- Family rules: Does everyone really need a present from everyone? Secret Santa is always a great option: one mindful gift and strict rules (e.g. price limit and no plastic). That’s all it takes.
The money we spend on food and booze and the waste we create is unreal. And only to then feel guilty and start the new year with a horrific, depressing diet (and hangover). No need.
- Aim for sustainable recipes and if you’re eating meat choose organic, free range and locally produced. Same with seafood and fish, go for the sustainable and in season. (check out sustainability here). There are some lovely, vegetarian recipes online, Riverford and Abel & Cole are great sources of both ingredients and recipes.
- Treats and sweets: Choose organic, palm oil free, sustainably produced treats. The impact of big chocolate producers on jungle deforestation is enormous (click here for more info). Not only cacao, also palm oil (click here for more info) which has been linked to the speeding up process of metastasis (click here for more info).
07. Avoid disposables: bring out the fine china
- If this is your only option, aim for biodegradable materials or materials that can be recycled.
- Use fabric napkins.
- Do not use plastic.

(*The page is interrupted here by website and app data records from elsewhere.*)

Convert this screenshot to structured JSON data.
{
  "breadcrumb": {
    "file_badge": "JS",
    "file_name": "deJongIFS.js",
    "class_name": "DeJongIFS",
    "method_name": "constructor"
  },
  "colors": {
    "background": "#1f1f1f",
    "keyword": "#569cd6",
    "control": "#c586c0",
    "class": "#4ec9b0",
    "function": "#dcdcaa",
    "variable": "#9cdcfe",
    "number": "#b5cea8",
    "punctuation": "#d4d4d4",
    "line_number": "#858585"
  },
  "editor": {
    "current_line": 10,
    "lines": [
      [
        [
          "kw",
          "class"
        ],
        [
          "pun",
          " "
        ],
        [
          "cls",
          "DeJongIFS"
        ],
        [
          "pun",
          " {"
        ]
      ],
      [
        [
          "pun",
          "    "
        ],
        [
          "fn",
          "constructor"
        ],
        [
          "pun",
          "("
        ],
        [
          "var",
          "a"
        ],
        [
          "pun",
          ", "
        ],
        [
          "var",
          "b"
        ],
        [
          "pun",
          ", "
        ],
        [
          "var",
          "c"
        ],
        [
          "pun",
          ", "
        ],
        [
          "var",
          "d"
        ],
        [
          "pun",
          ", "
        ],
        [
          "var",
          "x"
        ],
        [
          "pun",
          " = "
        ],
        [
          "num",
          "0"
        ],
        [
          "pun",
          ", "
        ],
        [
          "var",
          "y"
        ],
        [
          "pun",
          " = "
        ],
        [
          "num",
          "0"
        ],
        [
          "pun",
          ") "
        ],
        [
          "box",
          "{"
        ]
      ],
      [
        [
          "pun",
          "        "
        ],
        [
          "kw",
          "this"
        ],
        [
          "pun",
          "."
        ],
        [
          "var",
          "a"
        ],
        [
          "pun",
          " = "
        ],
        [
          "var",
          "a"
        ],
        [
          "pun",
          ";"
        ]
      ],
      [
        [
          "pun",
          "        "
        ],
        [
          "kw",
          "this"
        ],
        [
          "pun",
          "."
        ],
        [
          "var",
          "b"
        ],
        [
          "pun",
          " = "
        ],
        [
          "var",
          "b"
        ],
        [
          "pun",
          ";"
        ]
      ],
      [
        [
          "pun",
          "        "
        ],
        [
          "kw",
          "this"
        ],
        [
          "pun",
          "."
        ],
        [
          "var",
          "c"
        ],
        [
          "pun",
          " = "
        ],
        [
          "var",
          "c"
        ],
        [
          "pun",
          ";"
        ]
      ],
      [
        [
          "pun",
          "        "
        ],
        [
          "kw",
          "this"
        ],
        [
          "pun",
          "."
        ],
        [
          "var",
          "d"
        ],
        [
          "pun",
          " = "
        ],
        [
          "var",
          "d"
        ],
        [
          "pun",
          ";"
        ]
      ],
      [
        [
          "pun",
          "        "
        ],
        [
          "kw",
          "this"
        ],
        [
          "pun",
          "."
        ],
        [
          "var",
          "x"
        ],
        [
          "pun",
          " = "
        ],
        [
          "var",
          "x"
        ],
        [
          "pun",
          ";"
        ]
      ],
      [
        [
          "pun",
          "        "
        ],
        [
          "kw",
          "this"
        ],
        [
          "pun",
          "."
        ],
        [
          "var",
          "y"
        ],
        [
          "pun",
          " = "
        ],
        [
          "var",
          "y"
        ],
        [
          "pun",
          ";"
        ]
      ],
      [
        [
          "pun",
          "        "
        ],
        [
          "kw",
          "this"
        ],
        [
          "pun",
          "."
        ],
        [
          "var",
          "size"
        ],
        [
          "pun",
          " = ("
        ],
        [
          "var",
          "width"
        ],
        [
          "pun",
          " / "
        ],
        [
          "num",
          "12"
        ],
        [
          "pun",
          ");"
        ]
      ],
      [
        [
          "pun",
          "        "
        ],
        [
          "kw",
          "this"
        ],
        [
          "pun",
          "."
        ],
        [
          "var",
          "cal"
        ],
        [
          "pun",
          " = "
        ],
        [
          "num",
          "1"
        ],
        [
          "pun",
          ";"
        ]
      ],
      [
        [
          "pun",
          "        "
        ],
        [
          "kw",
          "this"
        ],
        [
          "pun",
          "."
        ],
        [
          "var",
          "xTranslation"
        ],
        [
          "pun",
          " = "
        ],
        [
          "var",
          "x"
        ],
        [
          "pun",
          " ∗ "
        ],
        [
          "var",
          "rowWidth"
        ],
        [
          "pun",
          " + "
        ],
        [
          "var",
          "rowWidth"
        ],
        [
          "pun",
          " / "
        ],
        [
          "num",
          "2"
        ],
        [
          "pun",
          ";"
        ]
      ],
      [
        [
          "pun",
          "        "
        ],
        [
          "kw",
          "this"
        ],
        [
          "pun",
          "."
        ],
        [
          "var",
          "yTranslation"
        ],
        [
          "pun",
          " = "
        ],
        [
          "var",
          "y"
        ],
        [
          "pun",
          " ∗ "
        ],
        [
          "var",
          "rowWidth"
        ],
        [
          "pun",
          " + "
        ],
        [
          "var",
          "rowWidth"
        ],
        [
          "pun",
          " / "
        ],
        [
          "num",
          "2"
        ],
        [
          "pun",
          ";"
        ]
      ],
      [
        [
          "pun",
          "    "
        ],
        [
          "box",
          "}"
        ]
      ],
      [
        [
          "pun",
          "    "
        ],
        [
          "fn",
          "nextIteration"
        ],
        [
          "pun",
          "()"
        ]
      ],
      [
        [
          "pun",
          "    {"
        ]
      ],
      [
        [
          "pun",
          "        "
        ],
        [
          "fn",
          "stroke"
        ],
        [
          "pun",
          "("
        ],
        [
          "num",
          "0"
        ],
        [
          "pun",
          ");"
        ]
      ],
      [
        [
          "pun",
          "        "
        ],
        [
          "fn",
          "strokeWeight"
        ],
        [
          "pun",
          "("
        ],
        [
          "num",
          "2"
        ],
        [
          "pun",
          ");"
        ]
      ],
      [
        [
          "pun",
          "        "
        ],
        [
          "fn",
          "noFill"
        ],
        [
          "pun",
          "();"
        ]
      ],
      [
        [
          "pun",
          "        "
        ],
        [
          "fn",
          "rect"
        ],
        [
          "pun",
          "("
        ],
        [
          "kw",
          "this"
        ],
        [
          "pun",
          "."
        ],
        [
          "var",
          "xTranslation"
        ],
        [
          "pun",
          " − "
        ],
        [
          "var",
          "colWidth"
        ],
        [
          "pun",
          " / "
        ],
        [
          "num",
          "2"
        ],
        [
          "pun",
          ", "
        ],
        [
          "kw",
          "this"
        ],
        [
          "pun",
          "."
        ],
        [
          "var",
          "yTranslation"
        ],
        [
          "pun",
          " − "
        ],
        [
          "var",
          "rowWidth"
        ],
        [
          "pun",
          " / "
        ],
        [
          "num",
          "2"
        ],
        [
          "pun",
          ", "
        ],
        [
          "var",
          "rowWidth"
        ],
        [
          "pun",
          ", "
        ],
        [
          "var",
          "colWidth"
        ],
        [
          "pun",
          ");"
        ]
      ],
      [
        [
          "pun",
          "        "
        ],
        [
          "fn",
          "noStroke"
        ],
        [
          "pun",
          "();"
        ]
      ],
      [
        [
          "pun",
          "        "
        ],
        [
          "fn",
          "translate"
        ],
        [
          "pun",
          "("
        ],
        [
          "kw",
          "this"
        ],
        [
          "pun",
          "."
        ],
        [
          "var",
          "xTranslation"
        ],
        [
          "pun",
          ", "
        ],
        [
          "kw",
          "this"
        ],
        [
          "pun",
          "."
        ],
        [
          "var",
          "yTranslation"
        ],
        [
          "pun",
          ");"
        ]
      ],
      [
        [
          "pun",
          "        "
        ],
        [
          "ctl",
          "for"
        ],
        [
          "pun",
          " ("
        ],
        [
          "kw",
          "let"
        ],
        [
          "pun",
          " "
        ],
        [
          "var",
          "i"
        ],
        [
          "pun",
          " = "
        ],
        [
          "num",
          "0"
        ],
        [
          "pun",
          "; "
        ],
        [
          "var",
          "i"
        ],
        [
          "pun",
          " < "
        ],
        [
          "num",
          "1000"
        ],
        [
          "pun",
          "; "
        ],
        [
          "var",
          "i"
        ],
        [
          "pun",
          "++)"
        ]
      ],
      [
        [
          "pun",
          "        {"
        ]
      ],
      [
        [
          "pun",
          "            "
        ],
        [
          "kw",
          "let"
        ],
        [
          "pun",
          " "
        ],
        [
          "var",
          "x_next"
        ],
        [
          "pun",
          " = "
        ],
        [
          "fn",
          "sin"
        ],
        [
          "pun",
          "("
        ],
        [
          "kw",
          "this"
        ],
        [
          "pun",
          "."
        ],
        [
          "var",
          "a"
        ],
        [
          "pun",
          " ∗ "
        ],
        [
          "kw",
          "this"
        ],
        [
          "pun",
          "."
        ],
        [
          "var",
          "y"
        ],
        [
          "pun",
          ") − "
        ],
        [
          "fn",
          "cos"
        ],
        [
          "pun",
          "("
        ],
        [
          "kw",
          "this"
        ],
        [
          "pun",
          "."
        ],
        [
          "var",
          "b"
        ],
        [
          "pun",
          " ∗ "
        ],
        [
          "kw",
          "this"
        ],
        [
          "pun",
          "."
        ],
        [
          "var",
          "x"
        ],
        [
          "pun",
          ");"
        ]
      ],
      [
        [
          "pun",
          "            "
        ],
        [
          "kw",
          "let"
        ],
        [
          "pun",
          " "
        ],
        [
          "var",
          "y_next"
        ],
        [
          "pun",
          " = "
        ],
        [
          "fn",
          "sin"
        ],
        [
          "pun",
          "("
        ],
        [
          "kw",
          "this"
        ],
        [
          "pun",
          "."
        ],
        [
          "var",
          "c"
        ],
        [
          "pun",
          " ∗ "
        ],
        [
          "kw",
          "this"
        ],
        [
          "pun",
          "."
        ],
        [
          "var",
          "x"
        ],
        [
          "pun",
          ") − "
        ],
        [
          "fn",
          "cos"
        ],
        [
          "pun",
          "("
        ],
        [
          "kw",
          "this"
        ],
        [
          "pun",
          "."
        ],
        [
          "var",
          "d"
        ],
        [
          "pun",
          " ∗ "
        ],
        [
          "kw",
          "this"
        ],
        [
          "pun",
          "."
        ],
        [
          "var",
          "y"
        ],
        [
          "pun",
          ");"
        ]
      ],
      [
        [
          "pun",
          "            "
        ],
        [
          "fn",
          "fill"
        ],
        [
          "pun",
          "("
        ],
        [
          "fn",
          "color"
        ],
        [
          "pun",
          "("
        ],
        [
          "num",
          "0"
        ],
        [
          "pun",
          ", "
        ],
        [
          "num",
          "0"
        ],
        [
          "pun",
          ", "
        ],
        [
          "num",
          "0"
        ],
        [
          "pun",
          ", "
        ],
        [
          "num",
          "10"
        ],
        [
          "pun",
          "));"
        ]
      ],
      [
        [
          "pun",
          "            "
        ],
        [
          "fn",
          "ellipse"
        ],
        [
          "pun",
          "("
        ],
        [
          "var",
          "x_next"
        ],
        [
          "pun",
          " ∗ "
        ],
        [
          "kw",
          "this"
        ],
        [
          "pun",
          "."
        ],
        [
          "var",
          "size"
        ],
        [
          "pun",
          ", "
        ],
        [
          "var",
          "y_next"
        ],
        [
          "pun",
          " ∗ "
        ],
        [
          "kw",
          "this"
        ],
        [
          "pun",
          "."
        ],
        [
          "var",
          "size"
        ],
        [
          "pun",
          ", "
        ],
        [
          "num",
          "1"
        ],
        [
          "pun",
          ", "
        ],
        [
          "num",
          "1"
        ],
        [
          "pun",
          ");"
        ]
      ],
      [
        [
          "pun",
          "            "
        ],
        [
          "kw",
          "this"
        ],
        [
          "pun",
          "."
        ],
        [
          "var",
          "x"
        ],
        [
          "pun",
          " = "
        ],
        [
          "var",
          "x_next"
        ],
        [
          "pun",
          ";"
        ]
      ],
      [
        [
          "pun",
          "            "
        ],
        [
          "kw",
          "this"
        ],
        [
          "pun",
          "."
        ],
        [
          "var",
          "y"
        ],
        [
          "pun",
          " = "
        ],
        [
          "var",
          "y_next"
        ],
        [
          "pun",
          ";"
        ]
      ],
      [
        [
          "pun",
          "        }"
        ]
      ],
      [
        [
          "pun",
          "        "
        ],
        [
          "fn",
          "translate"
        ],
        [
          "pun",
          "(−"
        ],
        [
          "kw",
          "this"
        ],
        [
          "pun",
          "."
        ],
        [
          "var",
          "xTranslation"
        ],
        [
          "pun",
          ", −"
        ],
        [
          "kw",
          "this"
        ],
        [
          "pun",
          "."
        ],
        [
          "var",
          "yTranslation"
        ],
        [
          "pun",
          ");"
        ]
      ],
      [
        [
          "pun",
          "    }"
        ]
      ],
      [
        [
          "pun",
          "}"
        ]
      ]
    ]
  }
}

Period.
08. Reduce travel
If you’re planning to buy presents from the high street, try to reduce the number of trips you make and use public transport.
09. The aftermath
- Be sure to dispose of waste appropriately.
- Recycle and compost whenever possible.
- Use eco-friendly products like Ecover or Method for all that washing-up and cleaning. Some big brands like Tesco are now developing their own eco-friendly cleaning products.
10. Spread the word
Be an advocate of a Green Christmas by telling others what you’re doing and make sure to share your thoughts and ideas with us in the comments section below!